Insects require a variety of things from wildflowers, including foods in the forms of leaves, nectar, and pollen, shelter, and breeding grounds. In exchange, insects care for their environment by pollinating wildflowers, allowing them to produce seeds and disperse them to thrive in new locations.In the winter, wildflower seeds are a crucial source of food for birds.Like other plants, wildflowers take in carbon dioxide and other atmospheric pollutants. Wildflowers engage with nature which can reduce littering, improve environmental protection, and improve mental health. The Root systems of wildflowers aid in soil stabilization and erosion prevention.
However, since birds, bats, amphibians, reptiles, and small mammals consume insects, keeping them alive also helps the circle of life run properly.Highly desirable source of food for pollinating insects. Many butterfly species only ever deposit their eggs on wildflowers.When planting wildflowers in shady areas, it’s important to choose species that are well-suited for low light conditions and to prepare the soil properly by adding organic matter to improve drainage.
Wildflowers that are well-suited for shady areas:
- Bleeding Heart (Dicentraspectabilis):
A classic wildflower that produces delicate, heart-shaped flowers in shades of pink, red, or white in shady areas. Bleeding Hearts bloom in spring and continue to bloom into early summer, providing a long season of colorful flowers. In addition to its flowers, the Bleeding Heart also has attractive fern-like foliage that provides interest in the garden even after the flowers have faded. The Bleeding Heart is a classic wildflower that produces delicate, heart-shaped flowers in shades of pink, red, or white, making it a standout in any garden.Bleeding Heart wildflower seeds suitable for shady areas can be grown in a variety of soils, making them an ideal choice for many gardeners.
- Wild Ginger (Asarumcanadense):
A native wildflower that produces delicate, bell-shaped flowers and attractive foliage in shady areas. Wild ginger can be grown in a variety of different habitats, including shady, moist areas and woodland gardens. This makes it a versatile choice for a wide range of gardeners. Wild ginger has been used for medicinal purposes by Native American tribes for centuries. It has been used to treat digestive problems, colds, and headaches, making it a useful plant to have in the garden. Wild ginger is relatively low-maintenance and requires little care once it is established. It can spread and fill an area quickly, making it an excellent choice for ground cover.
- Jack-in-the-Pulpit (Arisaematriphyllum):
This native wildflower produces an unusual flower spadix surrounded by a colorful spathe in shade gardens. Jack-in-the-Pulpit can be grown in a variety of habitats, including woodland gardens, shady areas, and wetland margins. It is adaptable to a range of soil types, making it a versatile choice for gardeners.
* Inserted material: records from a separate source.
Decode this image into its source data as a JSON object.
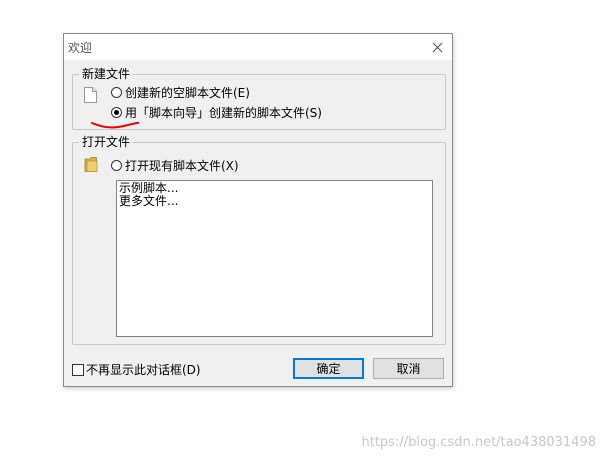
{
  "window": {
    "title": "欢迎",
    "close_icon": "close-icon"
  },
  "new_file_group": {
    "label": "新建文件",
    "icon": "blank-document-icon",
    "options": [
      {
        "label": "创建新的空脚本文件(E)",
        "selected": false
      },
      {
        "label": "用「脚本向导」创建新的脚本文件(S)",
        "selected": true
      }
    ],
    "annotation_color": "#e60000"
  },
  "open_file_group": {
    "label": "打开文件",
    "icon": "folder-icon",
    "option": {
      "label": "打开现有脚本文件(X)",
      "selected": false
    },
    "list_items": [
      "示例脚本...",
      "更多文件..."
    ]
  },
  "footer": {
    "dont_show_label": "不再显示此对话框(D)",
    "ok_label": "确定",
    "cancel_label": "取消"
  },
  "watermark": "https://blog.csdn.net/tao438031498",
  "colors": {
    "dialog_bg": "#f0f0f0",
    "default_button_border": "#0078d7"
  }
}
Jack-in-the-Pulpit has been used for medicinal purposes by Native American tribes for centuries. It has been used to treat various ailments, including digestive problems and skin irritation. It is known for its distinctive appearance, with a striking green and brown striped “pulpit” that houses the flowers. It has large, glossy leaves that add to its overall beauty.
The procedure of growing wildflowers
Wildflower seeds are a crucial food source not only for bees as well as for birds and small animals during the winter months when there is less food available. Last but not least, wildflowers are also a great way to maintain good soil. Wildflowers stabilize the soil around them when they establish themselves and extend their roots. Find an area that is well-lit and sunny to plant wildflower seeds in the backyard, window box, or balcony. More food will be available for pollinators including bees and butterflies in addition to other insects if you include native wildflowers together into tiny segments of your garden. The wildflower mixture from insects and microorganisms of the Earth can fill a space of around 1 or 2 meters. You can spread your seeds between August and October or between March and April. Cover loosely with topsoil, moisten, and water. A layer of sand should be produced. Additionally, it’s important to keep the area well-watered and to mulch around the plants to retain moisture. Watch as the bees savor your blooming blooms as you relax.Your influence on neighborhood pollinators will increase as you increase the number of wildflowers you plant.